- xidle for spawning xsecurelock after timeout
- xbindkeys for triggering xidle on hotkey
acpid for triggering xidle on lid close
Note that none of this requires systemd, DBus, or really anything else that X11 didn’t have for at least 25 years.
So, how to put it together:
I use a script
run-xsecurelock, which is spawned from
# run-xsecurelock - run xsecurelock(1) with right config
if [ "$1" = lock ]; then
xidle -no -program "$HOME/bin/run-xsecurelock lock" -timeout 600
xidle with a timeout of 10 minutes and tells it to spawn
this script again with the
lock argment, so it will run
xsecurelock after forgetting the SSH agent keys.
then spawns a random XScreenSaver demo.
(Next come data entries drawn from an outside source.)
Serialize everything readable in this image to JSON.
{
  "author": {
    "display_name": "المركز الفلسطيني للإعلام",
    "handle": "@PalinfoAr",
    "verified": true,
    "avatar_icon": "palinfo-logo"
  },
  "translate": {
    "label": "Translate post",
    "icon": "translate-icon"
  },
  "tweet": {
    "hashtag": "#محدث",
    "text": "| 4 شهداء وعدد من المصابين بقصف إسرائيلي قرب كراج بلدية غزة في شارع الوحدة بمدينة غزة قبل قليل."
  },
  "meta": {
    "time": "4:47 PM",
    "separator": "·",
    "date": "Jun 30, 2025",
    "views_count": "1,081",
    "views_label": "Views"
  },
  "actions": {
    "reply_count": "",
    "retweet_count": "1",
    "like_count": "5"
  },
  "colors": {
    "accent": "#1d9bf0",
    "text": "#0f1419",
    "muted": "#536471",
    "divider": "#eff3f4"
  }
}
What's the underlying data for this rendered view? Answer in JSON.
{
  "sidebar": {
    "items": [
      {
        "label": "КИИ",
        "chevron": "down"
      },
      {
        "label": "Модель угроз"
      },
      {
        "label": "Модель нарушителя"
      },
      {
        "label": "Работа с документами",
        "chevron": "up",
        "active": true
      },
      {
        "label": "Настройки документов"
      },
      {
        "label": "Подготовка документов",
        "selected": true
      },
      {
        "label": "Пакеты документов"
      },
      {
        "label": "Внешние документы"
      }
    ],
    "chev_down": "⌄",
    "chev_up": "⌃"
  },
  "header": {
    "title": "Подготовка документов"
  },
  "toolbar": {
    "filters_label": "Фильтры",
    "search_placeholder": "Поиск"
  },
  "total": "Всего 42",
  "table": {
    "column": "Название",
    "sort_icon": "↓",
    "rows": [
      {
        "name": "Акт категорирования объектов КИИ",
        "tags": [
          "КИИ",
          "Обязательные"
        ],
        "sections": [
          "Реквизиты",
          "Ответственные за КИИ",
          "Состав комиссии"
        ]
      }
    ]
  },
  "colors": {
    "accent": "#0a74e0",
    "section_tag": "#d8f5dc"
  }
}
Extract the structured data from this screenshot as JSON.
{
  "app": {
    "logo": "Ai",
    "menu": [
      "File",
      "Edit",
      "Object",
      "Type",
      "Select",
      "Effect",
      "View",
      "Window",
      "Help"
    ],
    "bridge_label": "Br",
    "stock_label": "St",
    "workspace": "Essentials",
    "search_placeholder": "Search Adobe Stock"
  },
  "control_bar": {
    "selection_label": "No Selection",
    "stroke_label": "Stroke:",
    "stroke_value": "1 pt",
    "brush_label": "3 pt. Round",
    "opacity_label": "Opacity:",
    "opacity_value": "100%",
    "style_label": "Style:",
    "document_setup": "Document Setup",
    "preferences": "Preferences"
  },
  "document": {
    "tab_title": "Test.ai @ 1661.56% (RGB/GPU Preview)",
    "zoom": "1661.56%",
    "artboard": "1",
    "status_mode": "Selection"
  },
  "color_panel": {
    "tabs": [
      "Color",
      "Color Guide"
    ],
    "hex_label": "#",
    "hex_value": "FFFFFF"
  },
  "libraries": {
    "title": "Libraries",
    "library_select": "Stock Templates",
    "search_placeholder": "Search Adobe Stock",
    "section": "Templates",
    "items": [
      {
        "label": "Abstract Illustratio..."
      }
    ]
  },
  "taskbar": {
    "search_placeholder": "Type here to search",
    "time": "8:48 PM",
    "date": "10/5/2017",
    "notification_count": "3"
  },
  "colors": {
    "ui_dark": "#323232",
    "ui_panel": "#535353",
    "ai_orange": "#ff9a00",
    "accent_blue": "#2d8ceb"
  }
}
There is no support for
cycling the demo, but you can trigger the authentication dialog and
close it to get a different demo.
Then, we can set up the hotkey in
"xset s activate"
I used to use the Pause key for triggering the screen saver, but my T480 doesn’t have it anymore, so I use Insert now, which I don’t use else.
Finally, acpid can trigger xidle by sending
pkill -USR1 xidle
Note how simple this is as root and doesn’t require getting X11 credentials or complex IPC.
To disable xidle, I just run
xset s off.
The timeout is configurable at run time using
xset s SECONDS.
This should satisfy all my requirements and is a cleaner setup then I had before.
NP: Leonard Cohen—Thanks for the Dance